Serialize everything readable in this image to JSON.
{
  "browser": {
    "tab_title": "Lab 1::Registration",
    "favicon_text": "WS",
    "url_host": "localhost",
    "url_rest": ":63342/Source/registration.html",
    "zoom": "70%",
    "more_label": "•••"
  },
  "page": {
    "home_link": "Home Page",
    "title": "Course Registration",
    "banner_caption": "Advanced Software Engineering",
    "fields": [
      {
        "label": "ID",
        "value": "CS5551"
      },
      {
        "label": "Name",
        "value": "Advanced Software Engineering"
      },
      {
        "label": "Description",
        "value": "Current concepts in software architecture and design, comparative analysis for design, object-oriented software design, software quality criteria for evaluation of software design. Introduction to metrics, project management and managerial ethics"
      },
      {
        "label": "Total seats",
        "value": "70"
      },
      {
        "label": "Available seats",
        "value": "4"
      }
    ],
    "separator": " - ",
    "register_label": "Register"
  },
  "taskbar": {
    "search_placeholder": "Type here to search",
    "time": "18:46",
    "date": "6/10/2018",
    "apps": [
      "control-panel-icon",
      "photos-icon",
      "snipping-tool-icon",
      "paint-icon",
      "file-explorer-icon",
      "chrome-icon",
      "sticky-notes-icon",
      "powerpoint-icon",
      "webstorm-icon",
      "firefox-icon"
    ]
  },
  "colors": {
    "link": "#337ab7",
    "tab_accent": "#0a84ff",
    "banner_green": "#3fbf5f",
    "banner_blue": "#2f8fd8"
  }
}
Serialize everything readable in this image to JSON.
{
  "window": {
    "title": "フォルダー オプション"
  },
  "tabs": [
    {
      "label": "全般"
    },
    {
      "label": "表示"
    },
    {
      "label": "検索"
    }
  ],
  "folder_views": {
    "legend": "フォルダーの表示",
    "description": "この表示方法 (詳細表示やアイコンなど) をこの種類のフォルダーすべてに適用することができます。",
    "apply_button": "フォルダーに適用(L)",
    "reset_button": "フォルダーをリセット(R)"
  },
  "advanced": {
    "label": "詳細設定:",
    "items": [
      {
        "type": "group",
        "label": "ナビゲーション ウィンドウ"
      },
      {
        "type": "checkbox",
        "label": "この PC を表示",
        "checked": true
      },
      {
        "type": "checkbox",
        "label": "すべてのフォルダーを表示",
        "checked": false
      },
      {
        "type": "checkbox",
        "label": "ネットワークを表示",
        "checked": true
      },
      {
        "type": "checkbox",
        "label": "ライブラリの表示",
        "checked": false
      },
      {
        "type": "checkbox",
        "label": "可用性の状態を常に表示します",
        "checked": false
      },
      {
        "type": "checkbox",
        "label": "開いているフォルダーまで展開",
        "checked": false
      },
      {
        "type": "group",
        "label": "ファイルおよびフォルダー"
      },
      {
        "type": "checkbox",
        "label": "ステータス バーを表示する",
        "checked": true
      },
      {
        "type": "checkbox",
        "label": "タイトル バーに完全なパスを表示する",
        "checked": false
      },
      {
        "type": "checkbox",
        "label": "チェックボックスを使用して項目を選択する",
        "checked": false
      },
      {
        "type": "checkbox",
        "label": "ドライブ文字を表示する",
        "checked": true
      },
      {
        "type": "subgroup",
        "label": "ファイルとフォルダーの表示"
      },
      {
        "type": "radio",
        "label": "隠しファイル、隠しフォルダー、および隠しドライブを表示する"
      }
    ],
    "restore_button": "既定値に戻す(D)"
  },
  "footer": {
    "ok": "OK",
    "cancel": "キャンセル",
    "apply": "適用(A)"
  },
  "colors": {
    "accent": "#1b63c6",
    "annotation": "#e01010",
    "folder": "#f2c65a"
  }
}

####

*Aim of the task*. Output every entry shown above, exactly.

*Answer section*.
Serialize everything readable in this image to JSON.
{
  "browser": {
    "tab_title": "Lab 1::Registration",
    "favicon_text": "WS",
    "url_host": "localhost",
    "url_rest": ":63342/Source/registration.html",
    "zoom": "70%",
    "more_label": "•••"
  },
  "page": {
    "home_link": "Home Page",
    "title": "Course Registration",
    "banner_caption": "Advanced Software Engineering",
    "fields": [
      {
        "label": "ID",
        "value": "CS5551"
      },
      {
        "label": "Name",
        "value": "Advanced Software Engineering"
      },
      {
        "label": "Description",
        "value": "Current concepts in software architecture and design, comparative analysis for design, object-oriented software design, software quality criteria for evaluation of software design. Introduction to metrics, project management and managerial ethics"
      },
      {
        "label": "Total seats",
        "value": "70"
      },
      {
        "label": "Available seats",
        "value": "4"
      }
    ],
    "separator": " - ",
    "register_label": "Register"
  },
  "taskbar": {
    "search_placeholder": "Type here to search",
    "time": "18:46",
    "date": "6/10/2018",
    "apps": [
      "control-panel-icon",
      "photos-icon",
      "snipping-tool-icon",
      "paint-icon",
      "file-explorer-icon",
      "chrome-icon",
      "sticky-notes-icon",
      "powerpoint-icon",
      "webstorm-icon",
      "firefox-icon"
    ]
  },
  "colors": {
    "link": "#337ab7",
    "tab_accent": "#0a84ff",
    "banner_green": "#3fbf5f",
    "banner_blue": "#2f8fd8"
  }
}
Serialize everything readable in this image to JSON.
{
  "window": {
    "title": "フォルダー オプション"
  },
  "tabs": [
    {
      "label": "全般"
    },
    {
      "label": "表示"
    },
    {
      "label": "検索"
    }
  ],
  "folder_views": {
    "legend": "フォルダーの表示",
    "description": "この表示方法 (詳細表示やアイコンなど) をこの種類のフォルダーすべてに適用することができます。",
    "apply_button": "フォルダーに適用(L)",
    "reset_button": "フォルダーをリセット(R)"
  },
  "advanced": {
    "label": "詳細設定:",
    "items": [
      {
        "type": "group",
        "label": "ナビゲーション ウィンドウ"
      },
      {
        "type": "checkbox",
        "label": "この PC を表示",
        "checked": true
      },
      {
        "type": "checkbox",
        "label": "すべてのフォルダーを表示",
        "checked": false
      },
      {
        "type": "checkbox",
        "label": "ネットワークを表示",
        "checked": true
      },
      {
        "type": "checkbox",
        "label": "ライブラリの表示",
        "checked": false
      },
      {
        "type": "checkbox",
        "label": "可用性の状態を常に表示します",
        "checked": false
      },
      {
        "type": "checkbox",
        "label": "開いているフォルダーまで展開",
        "checked": false
      },
      {
        "type": "group",
        "label": "ファイルおよびフォルダー"
      },
      {
        "type": "checkbox",
        "label": "ステータス バーを表示する",
        "checked": true
      },
      {
        "type": "checkbox",
        "label": "タイトル バーに完全なパスを表示する",
        "checked": false
      },
      {
        "type": "checkbox",
        "label": "チェックボックスを使用して項目を選択する",
        "checked": false
      },
      {
        "type": "checkbox",
        "label": "ドライブ文字を表示する",
        "checked": true
      },
      {
        "type": "subgroup",
        "label": "ファイルとフォルダーの表示"
      },
      {
        "type": "radio",
        "label": "隠しファイル、隠しフォルダー、および隠しドライブを表示する"
      }
    ],
    "restore_button": "既定値に戻す(D)"
  },
  "footer": {
    "ok": "OK",
    "cancel": "キャンセル",
    "apply": "適用(A)"
  },
  "colors": {
    "accent": "#1b63c6",
    "annotation": "#e01010",
    "folder": "#f2c65a"
  }
}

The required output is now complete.